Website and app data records
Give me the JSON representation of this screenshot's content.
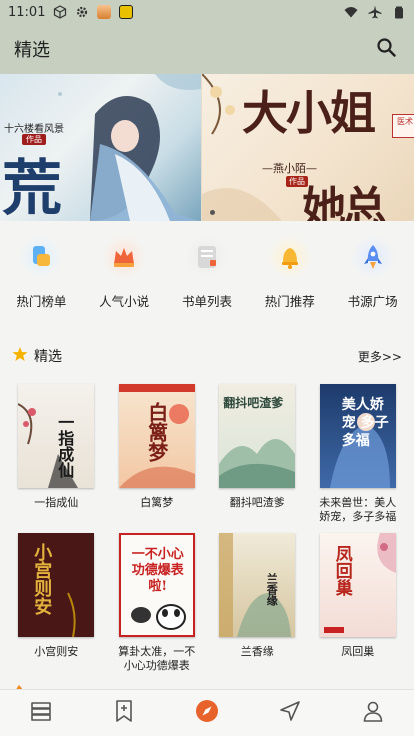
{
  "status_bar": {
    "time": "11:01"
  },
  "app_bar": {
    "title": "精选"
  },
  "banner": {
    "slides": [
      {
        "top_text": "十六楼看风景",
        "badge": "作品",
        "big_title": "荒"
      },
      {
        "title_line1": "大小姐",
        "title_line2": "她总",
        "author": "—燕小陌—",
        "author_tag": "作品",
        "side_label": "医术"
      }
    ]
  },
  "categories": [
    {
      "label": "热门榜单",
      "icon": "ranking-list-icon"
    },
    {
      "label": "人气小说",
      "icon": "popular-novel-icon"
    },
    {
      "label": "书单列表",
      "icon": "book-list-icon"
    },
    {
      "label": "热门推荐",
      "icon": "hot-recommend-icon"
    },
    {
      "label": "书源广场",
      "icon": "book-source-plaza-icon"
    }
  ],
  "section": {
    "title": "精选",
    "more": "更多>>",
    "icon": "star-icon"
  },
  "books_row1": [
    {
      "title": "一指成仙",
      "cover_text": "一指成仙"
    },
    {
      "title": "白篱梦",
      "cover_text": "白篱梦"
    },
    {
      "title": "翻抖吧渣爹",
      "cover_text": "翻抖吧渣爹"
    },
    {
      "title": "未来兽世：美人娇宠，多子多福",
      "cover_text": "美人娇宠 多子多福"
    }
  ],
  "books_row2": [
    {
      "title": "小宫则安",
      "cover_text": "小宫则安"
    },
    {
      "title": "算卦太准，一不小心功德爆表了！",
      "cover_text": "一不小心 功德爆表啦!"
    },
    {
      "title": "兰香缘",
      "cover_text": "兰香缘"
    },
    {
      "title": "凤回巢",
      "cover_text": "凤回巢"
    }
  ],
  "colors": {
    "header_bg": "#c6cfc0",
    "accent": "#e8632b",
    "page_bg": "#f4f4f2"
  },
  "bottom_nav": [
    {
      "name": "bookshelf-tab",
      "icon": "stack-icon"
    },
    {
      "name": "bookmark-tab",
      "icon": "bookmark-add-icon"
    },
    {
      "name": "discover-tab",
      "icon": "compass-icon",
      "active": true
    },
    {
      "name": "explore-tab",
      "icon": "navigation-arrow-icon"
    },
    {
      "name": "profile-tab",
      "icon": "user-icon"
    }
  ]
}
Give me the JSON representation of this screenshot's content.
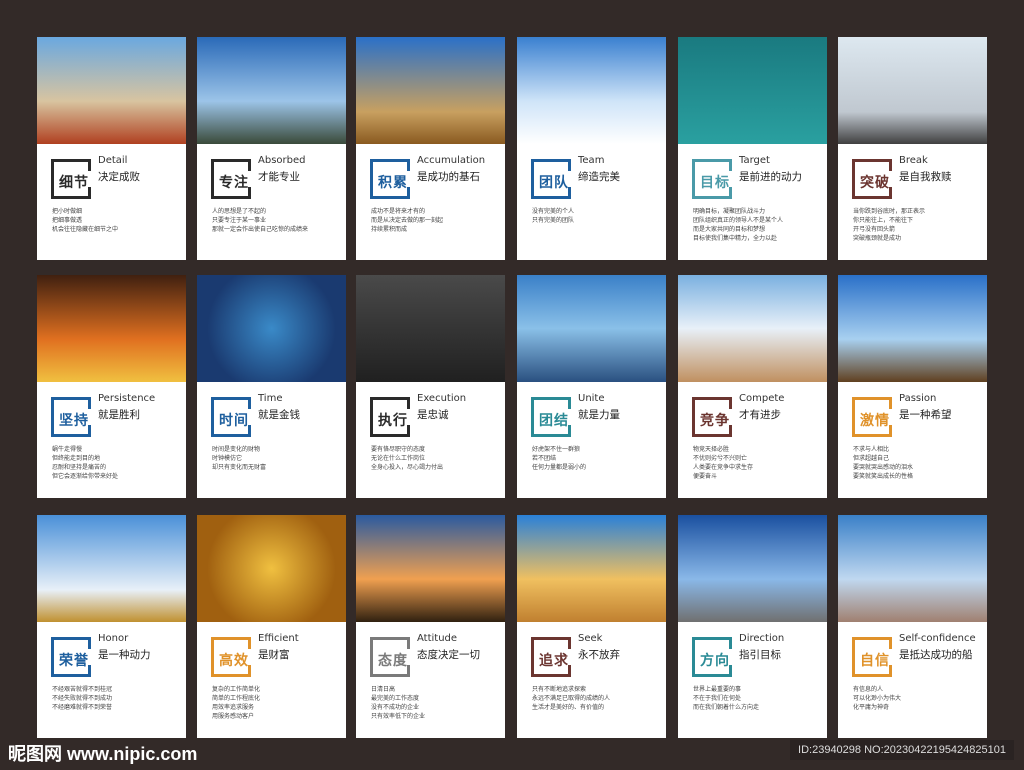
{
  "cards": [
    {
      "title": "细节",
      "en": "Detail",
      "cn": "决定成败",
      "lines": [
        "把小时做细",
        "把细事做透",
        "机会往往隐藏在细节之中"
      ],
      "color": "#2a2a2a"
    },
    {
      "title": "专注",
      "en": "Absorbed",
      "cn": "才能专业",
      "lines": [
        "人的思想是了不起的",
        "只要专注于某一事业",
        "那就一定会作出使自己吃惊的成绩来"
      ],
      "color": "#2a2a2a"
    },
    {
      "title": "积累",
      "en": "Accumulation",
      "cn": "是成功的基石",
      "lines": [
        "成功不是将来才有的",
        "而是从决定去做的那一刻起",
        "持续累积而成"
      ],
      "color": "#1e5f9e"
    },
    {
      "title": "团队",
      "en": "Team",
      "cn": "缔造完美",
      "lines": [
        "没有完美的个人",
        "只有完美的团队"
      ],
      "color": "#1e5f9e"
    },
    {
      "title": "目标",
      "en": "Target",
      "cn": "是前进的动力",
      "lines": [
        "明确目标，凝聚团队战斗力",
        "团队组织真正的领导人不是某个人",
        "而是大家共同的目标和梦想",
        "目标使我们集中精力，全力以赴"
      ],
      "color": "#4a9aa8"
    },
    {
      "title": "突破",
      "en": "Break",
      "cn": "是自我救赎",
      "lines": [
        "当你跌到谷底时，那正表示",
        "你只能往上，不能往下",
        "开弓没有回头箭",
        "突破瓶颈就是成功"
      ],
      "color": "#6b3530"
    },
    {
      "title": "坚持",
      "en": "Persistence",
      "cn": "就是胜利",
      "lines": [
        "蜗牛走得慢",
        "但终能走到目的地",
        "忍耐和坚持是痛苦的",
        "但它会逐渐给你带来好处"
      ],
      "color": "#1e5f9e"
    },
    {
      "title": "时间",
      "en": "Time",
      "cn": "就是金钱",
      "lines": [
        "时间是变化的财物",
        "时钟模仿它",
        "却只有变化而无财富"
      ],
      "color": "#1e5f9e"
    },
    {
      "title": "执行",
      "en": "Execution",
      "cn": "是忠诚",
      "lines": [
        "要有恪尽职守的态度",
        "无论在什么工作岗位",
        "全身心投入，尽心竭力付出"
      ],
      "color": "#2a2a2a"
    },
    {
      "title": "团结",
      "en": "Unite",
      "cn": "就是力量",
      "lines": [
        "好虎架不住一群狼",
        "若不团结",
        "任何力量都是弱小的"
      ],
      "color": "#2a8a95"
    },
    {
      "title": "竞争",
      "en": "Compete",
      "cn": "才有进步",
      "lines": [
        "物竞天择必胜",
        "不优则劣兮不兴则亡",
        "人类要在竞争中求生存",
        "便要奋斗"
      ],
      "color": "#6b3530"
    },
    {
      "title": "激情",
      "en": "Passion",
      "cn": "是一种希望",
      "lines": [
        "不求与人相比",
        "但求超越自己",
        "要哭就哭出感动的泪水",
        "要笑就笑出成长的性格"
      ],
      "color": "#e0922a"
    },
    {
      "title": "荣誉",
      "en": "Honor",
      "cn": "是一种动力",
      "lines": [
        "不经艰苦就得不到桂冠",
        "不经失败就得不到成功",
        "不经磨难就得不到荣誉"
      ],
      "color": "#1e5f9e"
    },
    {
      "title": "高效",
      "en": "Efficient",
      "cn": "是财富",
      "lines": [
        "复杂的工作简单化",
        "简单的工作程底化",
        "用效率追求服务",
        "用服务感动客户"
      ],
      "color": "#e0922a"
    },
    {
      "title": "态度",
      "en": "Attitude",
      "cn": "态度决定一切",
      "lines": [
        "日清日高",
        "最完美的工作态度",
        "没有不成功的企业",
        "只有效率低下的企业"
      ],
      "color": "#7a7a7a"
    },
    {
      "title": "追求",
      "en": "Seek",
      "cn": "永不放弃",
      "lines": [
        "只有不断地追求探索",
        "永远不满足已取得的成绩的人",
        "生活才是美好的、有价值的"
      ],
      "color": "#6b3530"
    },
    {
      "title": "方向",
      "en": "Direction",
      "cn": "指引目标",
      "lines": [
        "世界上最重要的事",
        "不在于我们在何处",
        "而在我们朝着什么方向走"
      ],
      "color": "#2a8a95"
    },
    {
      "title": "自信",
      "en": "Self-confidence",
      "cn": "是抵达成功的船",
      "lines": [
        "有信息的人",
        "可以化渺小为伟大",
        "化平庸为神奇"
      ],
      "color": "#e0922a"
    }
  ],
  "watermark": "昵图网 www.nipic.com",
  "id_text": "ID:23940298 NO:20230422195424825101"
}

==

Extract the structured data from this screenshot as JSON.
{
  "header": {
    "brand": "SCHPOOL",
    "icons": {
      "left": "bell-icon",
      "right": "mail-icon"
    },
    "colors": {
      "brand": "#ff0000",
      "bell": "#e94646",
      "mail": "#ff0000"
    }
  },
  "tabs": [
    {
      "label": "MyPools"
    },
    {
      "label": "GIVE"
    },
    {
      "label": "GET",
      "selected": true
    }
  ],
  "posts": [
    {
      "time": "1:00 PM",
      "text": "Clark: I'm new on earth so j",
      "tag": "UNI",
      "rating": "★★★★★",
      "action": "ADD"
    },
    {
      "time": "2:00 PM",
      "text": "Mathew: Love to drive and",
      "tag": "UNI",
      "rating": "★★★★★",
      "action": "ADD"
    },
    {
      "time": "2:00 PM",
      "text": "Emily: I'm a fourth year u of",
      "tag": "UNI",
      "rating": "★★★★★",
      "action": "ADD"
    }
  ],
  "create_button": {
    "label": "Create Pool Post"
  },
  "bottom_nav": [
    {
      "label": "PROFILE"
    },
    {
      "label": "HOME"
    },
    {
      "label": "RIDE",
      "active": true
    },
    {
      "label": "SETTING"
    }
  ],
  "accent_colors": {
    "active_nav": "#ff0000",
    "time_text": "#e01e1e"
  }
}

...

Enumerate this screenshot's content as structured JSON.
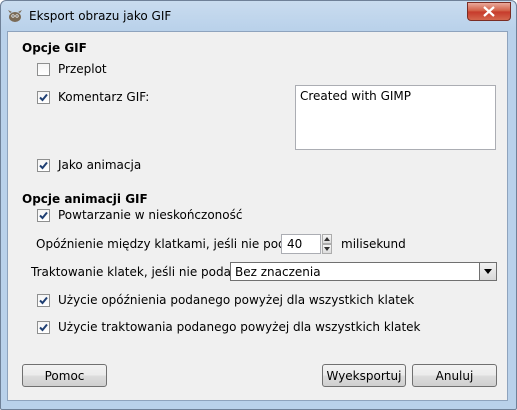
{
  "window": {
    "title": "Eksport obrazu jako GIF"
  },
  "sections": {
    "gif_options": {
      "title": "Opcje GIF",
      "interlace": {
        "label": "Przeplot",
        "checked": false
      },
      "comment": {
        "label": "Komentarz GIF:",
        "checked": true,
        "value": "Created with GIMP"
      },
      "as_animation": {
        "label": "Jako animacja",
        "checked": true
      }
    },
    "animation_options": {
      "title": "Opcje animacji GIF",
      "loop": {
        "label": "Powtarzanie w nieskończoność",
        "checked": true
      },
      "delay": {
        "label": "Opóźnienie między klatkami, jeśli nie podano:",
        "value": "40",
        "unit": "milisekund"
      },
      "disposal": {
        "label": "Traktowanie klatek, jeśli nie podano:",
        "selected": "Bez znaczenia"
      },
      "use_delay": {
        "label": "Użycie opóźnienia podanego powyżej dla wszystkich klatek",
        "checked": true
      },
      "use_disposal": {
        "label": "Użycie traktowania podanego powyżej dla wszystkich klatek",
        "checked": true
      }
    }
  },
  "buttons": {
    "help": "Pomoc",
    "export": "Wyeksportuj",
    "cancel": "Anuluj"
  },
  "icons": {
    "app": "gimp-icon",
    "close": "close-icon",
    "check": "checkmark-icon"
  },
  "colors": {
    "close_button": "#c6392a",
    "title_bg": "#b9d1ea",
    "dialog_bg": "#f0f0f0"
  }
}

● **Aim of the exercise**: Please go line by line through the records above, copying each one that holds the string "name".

● **Written response**:
      "name": "bookshelf-tab",
      "name": "bookmark-tab",
      "name": "discover-tab",
      "name": "explore-tab",
      "name": "profile-tab",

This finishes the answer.